START DATA FOR THE TASK

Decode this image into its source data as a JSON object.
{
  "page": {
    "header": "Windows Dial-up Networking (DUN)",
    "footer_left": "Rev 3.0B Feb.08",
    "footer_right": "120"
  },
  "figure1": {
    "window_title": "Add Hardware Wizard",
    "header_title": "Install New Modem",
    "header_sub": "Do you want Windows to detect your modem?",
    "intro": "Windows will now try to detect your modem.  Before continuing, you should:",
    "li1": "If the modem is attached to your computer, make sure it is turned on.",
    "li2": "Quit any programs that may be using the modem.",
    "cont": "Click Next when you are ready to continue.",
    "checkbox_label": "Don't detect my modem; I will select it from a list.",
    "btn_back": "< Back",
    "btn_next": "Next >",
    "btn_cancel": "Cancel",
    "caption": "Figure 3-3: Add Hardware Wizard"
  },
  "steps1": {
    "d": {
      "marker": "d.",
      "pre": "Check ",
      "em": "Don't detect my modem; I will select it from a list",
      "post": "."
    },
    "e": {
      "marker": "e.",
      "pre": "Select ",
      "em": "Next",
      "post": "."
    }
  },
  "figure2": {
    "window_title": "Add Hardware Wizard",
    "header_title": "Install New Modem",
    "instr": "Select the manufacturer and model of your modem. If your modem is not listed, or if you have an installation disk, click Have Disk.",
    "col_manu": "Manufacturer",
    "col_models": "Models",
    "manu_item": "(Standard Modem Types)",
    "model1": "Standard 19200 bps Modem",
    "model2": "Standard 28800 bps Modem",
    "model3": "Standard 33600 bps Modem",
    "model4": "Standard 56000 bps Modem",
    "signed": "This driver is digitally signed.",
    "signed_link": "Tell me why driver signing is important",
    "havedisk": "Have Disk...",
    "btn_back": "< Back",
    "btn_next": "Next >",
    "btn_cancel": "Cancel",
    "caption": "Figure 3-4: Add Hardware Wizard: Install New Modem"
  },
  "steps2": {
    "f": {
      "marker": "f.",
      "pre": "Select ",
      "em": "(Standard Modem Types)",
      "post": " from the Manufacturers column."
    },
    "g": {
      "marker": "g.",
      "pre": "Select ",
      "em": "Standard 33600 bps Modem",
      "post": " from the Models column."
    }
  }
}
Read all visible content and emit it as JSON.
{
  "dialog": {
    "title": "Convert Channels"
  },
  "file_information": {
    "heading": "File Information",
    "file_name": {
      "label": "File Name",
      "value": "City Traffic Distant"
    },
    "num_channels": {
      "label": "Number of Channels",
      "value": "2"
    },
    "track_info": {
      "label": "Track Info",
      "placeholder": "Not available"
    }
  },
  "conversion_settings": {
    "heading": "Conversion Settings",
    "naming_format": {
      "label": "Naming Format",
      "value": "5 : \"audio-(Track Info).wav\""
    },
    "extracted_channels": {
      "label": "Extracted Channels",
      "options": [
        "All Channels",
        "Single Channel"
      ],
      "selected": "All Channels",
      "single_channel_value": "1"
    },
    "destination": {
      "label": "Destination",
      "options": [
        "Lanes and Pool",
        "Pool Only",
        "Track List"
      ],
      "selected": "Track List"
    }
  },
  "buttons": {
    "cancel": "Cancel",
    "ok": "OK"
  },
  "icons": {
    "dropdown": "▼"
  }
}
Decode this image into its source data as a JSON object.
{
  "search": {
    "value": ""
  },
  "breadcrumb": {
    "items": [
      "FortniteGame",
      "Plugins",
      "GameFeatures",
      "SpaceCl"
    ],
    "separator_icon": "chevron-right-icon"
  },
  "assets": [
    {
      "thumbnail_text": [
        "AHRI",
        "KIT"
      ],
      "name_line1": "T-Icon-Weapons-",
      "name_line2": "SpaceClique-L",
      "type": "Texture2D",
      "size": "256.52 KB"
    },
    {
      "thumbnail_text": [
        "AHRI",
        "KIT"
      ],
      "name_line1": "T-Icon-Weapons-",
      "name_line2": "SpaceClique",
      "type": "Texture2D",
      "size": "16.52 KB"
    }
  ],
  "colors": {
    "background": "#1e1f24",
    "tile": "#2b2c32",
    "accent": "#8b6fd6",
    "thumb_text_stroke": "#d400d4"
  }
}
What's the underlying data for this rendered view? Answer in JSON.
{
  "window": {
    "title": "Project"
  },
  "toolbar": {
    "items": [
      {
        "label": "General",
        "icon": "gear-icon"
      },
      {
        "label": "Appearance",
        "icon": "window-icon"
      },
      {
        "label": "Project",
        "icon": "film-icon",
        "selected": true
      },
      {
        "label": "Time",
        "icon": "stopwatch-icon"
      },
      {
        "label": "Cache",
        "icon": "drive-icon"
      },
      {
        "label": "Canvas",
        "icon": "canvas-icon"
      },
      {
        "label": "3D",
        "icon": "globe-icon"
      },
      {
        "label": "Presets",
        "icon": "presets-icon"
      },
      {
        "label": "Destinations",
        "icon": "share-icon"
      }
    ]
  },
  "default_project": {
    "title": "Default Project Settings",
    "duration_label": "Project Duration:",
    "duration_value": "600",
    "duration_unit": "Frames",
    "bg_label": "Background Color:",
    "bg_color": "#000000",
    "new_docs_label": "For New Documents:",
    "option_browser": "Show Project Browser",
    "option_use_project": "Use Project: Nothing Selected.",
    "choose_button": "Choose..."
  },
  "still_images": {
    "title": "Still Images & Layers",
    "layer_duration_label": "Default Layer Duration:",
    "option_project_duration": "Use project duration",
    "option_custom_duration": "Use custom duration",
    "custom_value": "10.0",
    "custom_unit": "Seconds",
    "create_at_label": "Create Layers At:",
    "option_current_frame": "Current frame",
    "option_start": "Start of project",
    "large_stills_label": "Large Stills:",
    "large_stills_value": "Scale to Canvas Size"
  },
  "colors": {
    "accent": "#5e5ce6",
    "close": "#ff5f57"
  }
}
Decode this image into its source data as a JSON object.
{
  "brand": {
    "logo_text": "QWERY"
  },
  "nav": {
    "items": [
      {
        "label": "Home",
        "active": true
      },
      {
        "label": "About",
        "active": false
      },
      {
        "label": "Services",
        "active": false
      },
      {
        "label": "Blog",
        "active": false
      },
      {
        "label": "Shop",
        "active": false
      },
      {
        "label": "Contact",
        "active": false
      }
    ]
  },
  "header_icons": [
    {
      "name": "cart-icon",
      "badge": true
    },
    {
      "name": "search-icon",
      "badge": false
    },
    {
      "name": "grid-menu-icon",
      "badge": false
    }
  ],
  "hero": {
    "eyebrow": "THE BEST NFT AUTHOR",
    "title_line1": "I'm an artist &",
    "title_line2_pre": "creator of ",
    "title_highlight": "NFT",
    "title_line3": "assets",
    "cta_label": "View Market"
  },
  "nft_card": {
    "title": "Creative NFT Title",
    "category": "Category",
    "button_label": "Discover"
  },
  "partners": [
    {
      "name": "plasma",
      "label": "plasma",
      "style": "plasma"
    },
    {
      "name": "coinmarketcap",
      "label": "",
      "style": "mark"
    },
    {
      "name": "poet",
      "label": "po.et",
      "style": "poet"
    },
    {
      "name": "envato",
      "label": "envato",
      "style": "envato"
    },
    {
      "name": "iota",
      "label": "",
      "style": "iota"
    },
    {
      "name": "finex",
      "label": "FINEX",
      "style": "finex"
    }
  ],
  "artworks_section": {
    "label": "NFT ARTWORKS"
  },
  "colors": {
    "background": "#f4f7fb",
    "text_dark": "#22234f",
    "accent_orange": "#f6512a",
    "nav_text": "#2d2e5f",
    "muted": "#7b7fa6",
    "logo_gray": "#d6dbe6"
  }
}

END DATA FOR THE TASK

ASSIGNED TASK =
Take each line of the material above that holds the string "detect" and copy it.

REPLY =
    "header_sub": "Do you want Windows to detect your modem?",
    "intro": "Windows will now try to detect your modem.  Before continuing, you should:",
    "checkbox_label": "Don't detect my modem; I will select it from a list.",
      "em": "Don't detect my modem; I will select it from a list",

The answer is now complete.